In addition, a very large bipartisan majority—eight in ten—support extending the DACA program, providing legal status for 1.8 million immigrants who came to the U.S. illegally as children (“Dreamers”), and giving them a pathway to citizenship. Meanwhile, very large majorities oppose the proposals to eliminate the program that provides green cards to the parents, siblings and adult children of U.S. citizens and the visa lottery. However, in both cases, six-in-ten favor cutting them back to some extent.
The survey was conducted by PPC and released by the nonpartisan organization Voice of the People. To ensure that respondents understood the issue, they were given a short briefing on the U.S. immigration program and the proposals for reforming it under consideration in Congress. The content was reviewed by proponents and opponents of the proposals, to ensure the briefing was accurate and balanced, and the strongest arguments were presented.
The border wall is a partisan issue
Asked about “the government spending $25 billion to build a stronger barrier along the southern border with Mexico, primarily by building a wall,” 58 percent were opposed. Responses were highly partisan, with 78 percent of Republicans in favor and 93 percent of Democrats opposed. Independents leaned against the idea with 55% opposed. Majorities were opposed in two states that abut the southern border—Texas (55 percent) and California (67 percent)—as well as Florida (55 percent).
Those who opposed were asked a follow-on question about whether they would favor spending some amount to build a stronger barrier.
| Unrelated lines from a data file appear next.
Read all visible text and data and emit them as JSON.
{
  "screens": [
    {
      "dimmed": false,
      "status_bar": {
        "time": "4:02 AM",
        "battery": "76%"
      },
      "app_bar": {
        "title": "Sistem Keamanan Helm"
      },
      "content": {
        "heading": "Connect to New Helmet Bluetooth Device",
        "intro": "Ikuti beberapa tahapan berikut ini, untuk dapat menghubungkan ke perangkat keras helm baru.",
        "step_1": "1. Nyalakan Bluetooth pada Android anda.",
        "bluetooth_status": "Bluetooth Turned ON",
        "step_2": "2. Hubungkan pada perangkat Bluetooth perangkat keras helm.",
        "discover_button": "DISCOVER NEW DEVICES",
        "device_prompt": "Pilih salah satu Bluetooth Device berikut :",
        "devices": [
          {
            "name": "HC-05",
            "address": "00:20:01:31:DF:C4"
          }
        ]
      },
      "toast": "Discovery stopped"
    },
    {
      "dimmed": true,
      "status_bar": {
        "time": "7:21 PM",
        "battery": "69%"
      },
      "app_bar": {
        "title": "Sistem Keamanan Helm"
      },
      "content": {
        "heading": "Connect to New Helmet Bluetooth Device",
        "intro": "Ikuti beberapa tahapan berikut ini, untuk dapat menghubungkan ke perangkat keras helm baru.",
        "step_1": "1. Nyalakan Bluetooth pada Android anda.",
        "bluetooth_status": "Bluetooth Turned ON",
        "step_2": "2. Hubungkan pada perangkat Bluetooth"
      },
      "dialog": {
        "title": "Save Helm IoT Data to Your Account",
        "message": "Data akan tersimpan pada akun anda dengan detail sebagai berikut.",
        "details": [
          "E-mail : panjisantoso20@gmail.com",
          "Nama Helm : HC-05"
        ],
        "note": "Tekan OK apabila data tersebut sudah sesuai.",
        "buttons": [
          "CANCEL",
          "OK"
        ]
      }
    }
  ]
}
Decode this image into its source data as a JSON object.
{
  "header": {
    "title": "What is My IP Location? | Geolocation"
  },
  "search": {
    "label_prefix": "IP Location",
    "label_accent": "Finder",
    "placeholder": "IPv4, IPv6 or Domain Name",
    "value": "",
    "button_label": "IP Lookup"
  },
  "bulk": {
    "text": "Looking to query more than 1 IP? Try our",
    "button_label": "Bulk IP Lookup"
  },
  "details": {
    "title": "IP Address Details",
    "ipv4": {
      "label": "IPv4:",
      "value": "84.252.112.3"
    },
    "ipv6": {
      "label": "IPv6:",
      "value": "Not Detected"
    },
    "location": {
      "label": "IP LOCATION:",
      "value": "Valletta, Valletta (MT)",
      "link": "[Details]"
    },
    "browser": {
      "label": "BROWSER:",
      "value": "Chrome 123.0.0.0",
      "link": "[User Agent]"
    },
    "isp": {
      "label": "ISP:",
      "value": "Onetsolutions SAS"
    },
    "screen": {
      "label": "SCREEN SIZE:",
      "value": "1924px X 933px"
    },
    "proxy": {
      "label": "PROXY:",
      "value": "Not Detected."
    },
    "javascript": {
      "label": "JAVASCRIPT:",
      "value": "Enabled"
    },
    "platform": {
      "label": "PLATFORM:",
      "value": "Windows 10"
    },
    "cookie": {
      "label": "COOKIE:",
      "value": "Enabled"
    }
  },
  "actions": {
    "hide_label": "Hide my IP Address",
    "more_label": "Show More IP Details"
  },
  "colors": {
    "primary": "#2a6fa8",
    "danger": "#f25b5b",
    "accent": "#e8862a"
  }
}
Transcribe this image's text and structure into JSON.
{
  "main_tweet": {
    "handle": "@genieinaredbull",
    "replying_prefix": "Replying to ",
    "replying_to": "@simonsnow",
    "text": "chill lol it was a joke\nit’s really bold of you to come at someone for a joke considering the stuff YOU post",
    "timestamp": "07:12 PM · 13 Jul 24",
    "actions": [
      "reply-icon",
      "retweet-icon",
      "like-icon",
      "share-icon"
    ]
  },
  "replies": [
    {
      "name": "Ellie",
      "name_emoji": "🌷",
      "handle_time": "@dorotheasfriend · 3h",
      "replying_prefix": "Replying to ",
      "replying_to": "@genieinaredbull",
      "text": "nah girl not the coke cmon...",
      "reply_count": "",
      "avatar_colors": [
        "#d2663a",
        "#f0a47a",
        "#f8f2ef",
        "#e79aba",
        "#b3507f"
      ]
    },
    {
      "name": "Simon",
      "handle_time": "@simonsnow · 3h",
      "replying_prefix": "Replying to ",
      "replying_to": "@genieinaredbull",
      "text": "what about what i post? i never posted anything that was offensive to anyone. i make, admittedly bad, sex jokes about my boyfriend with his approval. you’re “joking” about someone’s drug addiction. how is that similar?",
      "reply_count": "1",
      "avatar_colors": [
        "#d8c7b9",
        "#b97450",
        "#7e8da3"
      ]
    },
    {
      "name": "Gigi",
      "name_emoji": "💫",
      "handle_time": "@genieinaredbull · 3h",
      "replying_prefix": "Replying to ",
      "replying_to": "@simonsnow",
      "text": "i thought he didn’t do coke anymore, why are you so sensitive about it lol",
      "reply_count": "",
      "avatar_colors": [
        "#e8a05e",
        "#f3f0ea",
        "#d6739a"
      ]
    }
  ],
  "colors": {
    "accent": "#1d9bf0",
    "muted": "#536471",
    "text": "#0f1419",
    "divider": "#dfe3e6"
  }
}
Ten percent (of the full sample) favored an increase. Combined with the 41 percent who favored the $25 billion, 51 percent favored some increase. Asked how much they favored spending, the amounts proposed were generally low, and some backed away from the idea, so that less than half of the full sample supported spending $1 billion or more.
Dreamer citizenship has bipartisan support
Respondents evaluated the proposal to create a legal status for the 1.8 million immigrants eligible under the DACA program and make them eligible to apply for citizenship in 10-12 years. It was approved by an overwhelming 80 percent, including 69 percent of Republicans as well as 92 percent of Democrats, and in Texas (79 percent), Florida (77 percent), and California (84 percent).
“While Democrats and Republicans in Congress are having tremendous difficulty finding any common ground on immigration, the majority positions of the public—after hearing both sides of the issues—point to some possible areas of agreement,” said Steven Kull, director of PPC, in a news release.
The survey was conducted online from February 21- March 12, 2018 with a national probability-based sample of 2,916 registered voters, provided by Nielsen Scarborough from Nielsen Scarborough’s sample of respondents, who were recruited by mail and telephone using a random sample of households. The national sample of 2,228 registered voters has a margin of error of +/- 2.1%. The sample of 2,916 registered voters included a national sample of 2,228 registered voters, plus three oversampled states—California (400), Florida (418), and Texas (383).